Marriage Advice: Stop Having the Same Fight
If you two keep having the same fight, break the habit and have a much happier marriage.
Beyond that, the battle's loser is quite likely to have some residual anger
simmering, which will wind up igniting the next fight. And that's hardly the
way any of us want our couple time to unfold.
So winning a war of words in marriage has to mean something entirely
different — namely, finding a solution to cool off the hot-button issue and
resolving the fight so it simply vanishes. I'm not saying it's easy to get past
that urge to win. But I promise that trading that seething "See, I'm right!"
sensation at the end of a spat for the halo of warmth that a happy, respectful
marriage has is totally worth it. (Wendy and Steven, who no longer lock horns
over their son's homework, would agree.) So put on your mediator's hat and
follow these three guidelines:
Step 1: Take a Seat
At the start of your next tiff, you'll probably feel the urge to wag your
finger at your husband and remind him that you've told him a hundred — or even
a thousand — times that what he just did ticks you off. But rather than
pressing the point, literally keep your hands at your sides and say something
like this: "Honey, can you please sit down with me now, because I want to talk
to you about something?" Not only will this give you a few seconds to calm down
and think before you start speaking, it will also let your partner know that
the issue at hand is serious and needs to be resolved.
Put the plan into action: Margot, 42, of New York City, had for years
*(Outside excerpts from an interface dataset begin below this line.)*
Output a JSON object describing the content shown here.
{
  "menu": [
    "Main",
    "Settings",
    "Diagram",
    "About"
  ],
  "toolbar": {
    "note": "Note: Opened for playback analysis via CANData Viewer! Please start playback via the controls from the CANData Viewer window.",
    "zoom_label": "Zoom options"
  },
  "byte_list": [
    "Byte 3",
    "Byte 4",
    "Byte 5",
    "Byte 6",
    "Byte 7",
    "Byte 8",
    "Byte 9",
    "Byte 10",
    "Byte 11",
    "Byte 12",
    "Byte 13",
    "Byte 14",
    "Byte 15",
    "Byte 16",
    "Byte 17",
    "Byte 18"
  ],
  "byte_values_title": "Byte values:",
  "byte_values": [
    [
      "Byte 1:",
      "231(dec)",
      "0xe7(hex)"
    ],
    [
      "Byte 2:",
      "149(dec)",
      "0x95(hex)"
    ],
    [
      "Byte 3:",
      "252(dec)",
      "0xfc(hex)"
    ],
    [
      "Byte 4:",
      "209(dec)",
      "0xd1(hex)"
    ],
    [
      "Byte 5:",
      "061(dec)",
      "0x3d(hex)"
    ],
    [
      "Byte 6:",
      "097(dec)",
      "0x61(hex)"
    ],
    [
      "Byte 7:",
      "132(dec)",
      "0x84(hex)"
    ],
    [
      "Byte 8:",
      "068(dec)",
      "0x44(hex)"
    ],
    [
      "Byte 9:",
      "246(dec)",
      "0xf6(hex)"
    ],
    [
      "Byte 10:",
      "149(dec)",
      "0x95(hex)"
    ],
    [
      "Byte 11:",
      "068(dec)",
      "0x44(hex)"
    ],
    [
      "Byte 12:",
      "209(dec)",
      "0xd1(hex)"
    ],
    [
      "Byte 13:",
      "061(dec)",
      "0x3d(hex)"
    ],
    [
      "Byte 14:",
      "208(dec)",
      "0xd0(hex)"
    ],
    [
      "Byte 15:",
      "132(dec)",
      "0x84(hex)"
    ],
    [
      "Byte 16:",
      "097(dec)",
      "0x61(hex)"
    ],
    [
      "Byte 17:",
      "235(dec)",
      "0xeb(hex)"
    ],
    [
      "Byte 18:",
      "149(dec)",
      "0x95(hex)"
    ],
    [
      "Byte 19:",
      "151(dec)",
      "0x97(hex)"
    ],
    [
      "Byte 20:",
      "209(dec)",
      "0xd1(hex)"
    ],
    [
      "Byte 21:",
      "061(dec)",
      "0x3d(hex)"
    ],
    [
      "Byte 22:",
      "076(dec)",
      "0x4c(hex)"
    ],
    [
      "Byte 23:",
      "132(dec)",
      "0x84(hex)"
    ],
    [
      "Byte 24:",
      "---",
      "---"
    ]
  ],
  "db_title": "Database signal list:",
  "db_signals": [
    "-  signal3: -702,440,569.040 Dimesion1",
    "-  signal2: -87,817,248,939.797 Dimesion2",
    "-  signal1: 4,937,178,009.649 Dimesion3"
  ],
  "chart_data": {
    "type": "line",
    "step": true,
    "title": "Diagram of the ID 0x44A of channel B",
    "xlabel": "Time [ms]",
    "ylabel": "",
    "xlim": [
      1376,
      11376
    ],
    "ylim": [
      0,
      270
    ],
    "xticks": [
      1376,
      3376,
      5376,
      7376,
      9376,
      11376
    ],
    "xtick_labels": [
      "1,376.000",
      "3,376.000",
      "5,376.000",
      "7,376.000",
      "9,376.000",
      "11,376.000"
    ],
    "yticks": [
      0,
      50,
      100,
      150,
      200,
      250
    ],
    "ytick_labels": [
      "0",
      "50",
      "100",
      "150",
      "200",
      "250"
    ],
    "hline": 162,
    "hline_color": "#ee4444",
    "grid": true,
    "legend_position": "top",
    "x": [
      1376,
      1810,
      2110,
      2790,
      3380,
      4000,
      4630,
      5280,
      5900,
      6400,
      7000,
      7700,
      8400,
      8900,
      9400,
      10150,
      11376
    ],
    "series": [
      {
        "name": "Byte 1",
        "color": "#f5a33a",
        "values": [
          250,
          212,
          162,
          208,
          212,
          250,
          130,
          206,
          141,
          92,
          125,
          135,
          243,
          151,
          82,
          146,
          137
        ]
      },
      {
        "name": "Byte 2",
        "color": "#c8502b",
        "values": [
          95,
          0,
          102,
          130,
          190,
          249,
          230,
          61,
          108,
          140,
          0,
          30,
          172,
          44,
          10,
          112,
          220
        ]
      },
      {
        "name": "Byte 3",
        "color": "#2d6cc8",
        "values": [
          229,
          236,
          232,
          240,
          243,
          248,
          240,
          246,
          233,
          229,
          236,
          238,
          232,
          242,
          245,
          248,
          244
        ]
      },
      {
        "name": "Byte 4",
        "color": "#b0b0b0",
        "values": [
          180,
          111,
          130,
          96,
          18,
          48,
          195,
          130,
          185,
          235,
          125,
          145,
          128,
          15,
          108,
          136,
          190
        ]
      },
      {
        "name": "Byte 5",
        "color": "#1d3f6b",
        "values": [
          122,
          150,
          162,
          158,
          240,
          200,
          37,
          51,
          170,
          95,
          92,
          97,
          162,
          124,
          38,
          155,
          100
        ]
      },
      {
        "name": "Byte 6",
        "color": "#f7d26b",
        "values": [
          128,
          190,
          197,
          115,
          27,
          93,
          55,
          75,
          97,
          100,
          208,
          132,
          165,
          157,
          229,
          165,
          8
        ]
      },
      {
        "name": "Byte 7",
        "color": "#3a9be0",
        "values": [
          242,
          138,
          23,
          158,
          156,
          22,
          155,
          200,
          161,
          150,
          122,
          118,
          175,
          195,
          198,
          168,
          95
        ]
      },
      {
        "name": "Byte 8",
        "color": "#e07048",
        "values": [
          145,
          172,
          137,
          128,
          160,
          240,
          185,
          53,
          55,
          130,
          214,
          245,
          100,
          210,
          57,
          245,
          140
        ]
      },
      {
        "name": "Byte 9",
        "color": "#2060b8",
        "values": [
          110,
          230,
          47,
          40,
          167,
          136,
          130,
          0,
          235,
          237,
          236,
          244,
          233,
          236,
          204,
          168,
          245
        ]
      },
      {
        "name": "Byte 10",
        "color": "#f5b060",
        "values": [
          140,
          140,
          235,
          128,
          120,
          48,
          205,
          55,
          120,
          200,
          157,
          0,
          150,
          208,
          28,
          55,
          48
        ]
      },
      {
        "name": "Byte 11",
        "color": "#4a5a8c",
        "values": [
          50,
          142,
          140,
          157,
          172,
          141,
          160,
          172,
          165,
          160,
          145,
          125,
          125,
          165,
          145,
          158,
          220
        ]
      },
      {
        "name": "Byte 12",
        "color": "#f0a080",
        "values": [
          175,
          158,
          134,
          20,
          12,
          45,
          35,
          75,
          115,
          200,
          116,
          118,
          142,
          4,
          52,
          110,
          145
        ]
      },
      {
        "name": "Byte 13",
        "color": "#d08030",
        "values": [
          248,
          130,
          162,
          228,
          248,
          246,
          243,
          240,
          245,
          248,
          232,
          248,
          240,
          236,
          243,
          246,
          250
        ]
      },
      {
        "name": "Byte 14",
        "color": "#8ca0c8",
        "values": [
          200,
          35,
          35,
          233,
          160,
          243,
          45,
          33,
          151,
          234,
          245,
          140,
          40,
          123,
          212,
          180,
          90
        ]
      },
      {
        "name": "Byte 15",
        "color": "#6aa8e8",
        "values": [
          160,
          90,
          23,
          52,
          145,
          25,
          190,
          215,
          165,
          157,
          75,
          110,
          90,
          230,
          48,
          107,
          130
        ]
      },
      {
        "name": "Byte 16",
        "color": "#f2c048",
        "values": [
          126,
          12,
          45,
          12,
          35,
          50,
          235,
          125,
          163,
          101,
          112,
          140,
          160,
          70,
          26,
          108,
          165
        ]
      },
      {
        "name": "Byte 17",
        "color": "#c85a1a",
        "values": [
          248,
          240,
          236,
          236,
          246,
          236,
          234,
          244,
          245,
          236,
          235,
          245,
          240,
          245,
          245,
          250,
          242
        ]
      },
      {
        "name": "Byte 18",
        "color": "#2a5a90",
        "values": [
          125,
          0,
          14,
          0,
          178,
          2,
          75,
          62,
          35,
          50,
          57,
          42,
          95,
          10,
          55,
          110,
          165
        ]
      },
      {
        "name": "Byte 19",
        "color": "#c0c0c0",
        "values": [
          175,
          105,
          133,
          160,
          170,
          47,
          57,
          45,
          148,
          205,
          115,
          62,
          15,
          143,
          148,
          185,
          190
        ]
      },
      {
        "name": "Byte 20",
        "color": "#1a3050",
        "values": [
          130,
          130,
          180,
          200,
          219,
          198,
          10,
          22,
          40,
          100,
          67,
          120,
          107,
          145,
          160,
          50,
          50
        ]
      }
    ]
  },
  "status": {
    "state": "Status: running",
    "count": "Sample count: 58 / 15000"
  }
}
been stymied about how to resolve her husband's habit of partially opening the
mail when he came home from work and then leaving it on the dining table,
intending to deal with it at a later time. Since that later time never seemed
to arrive, bills went unpaid, invitations went without RSVPs, and their life
was a lot messier around the edges than Margot could tolerate. Usually, when
Margot learned that the mail situation had led to, say, a late fee, she'd erupt
and blame her husband, loudly enough for the neighbors to hear.